Brian asked Karl, “Do you know what your name means?” he asked.
“I think it’s a form of Charles that means ‘strong man’ or ‘manly,’” he replied. “Kind of like Andrew, I guess.”
“And what about your name, Ginny?” Bernie asked.
“As you know, my given name is Virginia,” she replied. “It means pure or virgin.”
Bernie looked at Liz. “Elizabeth is a classic Biblical name that means ‘God’s promise.’ And I know what Brian means, she said. It’s an Irish name that means noble or honorable.”
“Wow!” said Rebecca. “So many different origins of our names–some from the Bible, several from Ireland, and others from France and Armenia.”

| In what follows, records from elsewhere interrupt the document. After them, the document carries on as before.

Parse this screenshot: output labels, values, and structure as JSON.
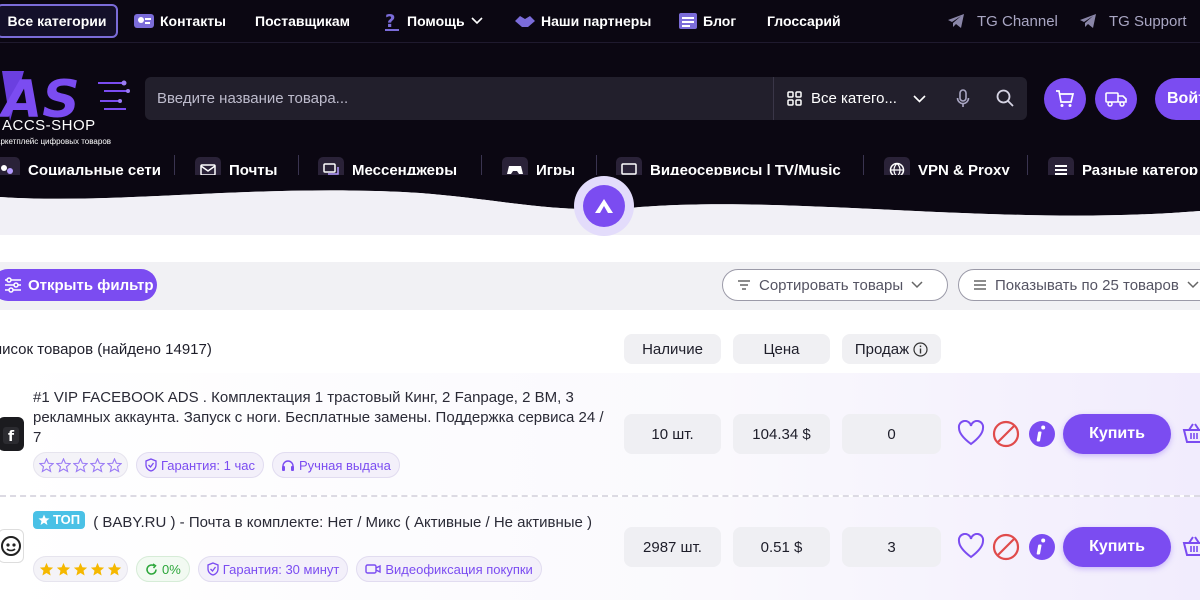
{
  "topnav": {
    "all_categories": "Все категории",
    "contacts": "Контакты",
    "suppliers": "Поставщикам",
    "help": "Помощь",
    "partners": "Наши партнеры",
    "blog": "Блог",
    "glossary": "Глоссарий",
    "tg_channel": "TG Channel",
    "tg_support": "TG Support"
  },
  "header": {
    "logo_text": "ACCS-SHOP",
    "logo_subtitle": "аркетплейс цифровых товаров",
    "search_placeholder": "Введите название товара...",
    "category_select": "Все катего...",
    "login_label": "Войт"
  },
  "categories": [
    {
      "label": "Социальные сети",
      "icon": "social-icon"
    },
    {
      "label": "Почты",
      "icon": "mail-icon"
    },
    {
      "label": "Мессенджеры",
      "icon": "chat-icon"
    },
    {
      "label": "Игры",
      "icon": "gamepad-icon"
    },
    {
      "label": "Видеосервисы | TV/Music",
      "icon": "tv-icon"
    },
    {
      "label": "VPN & Proxy",
      "icon": "vpn-icon"
    },
    {
      "label": "Разные категор",
      "icon": "list-icon"
    }
  ],
  "filterbar": {
    "open_filter": "Открыть фильтр",
    "sort_label": "Сортировать товары",
    "per_page_label": "Показывать по 25 товаров"
  },
  "list": {
    "title": "писок товаров (найдено 14917)",
    "col_stock": "Наличие",
    "col_price": "Цена",
    "col_sales": "Продаж"
  },
  "products": [
    {
      "title": "#1 VIP FACEBOOK ADS . Комплектация 1 трастовый Кинг, 2 Fanpage, 2 BM, 3 рекламных аккаунта. Запуск с ноги. Бесплатные замены. Поддержка сервиса 24 / 7",
      "top_badge": "",
      "rating": 0,
      "tags": [
        "Гарантия: 1 час",
        "Ручная выдача"
      ],
      "stock": "10 шт.",
      "price": "104.34 $",
      "sales": "0",
      "buy_label": "Купить"
    },
    {
      "title": "( BABY.RU ) - Почта в комплекте: Нет / Микс ( Активные / Не активные )",
      "top_badge": "ТОП",
      "rating": 5,
      "refund_pct": "0%",
      "tags": [
        "Гарантия: 30 минут",
        "Видеофиксация покупки"
      ],
      "stock": "2987 шт.",
      "price": "0.51 $",
      "sales": "3",
      "buy_label": "Купить"
    }
  ],
  "colors": {
    "accent": "#7b4cf1",
    "dark_bg": "#0b0712",
    "star_gold": "#f5b800",
    "danger": "#e04b4b",
    "top_badge": "#4ac1e6"
  }
}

Karl added thoughtfully, “Our names originated in many countries and go back centuries. It’s good to remember our roots from time to time.”
The adults continued their conversation around the table while the kids were gathered again in Anna’s room, sitting cross-legged in a circle with Keller in the middle. Keller had followed them upstairs and as usual, made sure that he was in the center.
One by one, the kids reported on the assignments they had been given to set up a tee time for Brian at Dallas National.
Their guests were gathering their wraps, and bags, thanking the O’Connells and saying goodbye when the phone rang.
Brian said, “I’ll get it.” His heart sank when he saw the caller identification: LAPD.
“Hello,” he answered with dread.
“Yes, they’re here with us now. I was just about to bring them home.”
“Oh no . . . yes, of course they can stay with us. Where are you taking her? I will call her attorney.”
Brian hung up the phone, and immediately called Lou.
When he finished the call to Lou, he walked to the door as the last of their guests were leaving. The kids had come back downstairs and Audrey had put on her sweater and picked up her purse to go home. Brian waited for the last guest to leave before speaking to the Martin twins.
“Audrey and Andy, you’re going to need to stay with us for a while,” he said.
They all looked at Brian with blank expressions.
“Your mom isn’t going to be at home for a while. I called her attorney. He said that he will arrange with LAPD for her to be taken back to the hospital for treatment.”
“What happened?” asked Audrey.
“Apparently, she ordered some champagne from a market in Culver City, and she drank at least a bottle, which triggered the alcohol detection bracelet she was wearing. Officer Rodriguez called and asked if you kids could stay with us.
“Of course they can,” Liz said, putting an arm around each of them.
“Yes, I told the officer that they are welcome to stay with us as long as necessary.”
He added, kindly, “Your mom broke the terms of her bail, so she will probably be detained until the trial now. I’m sorry.”
To be continued . . .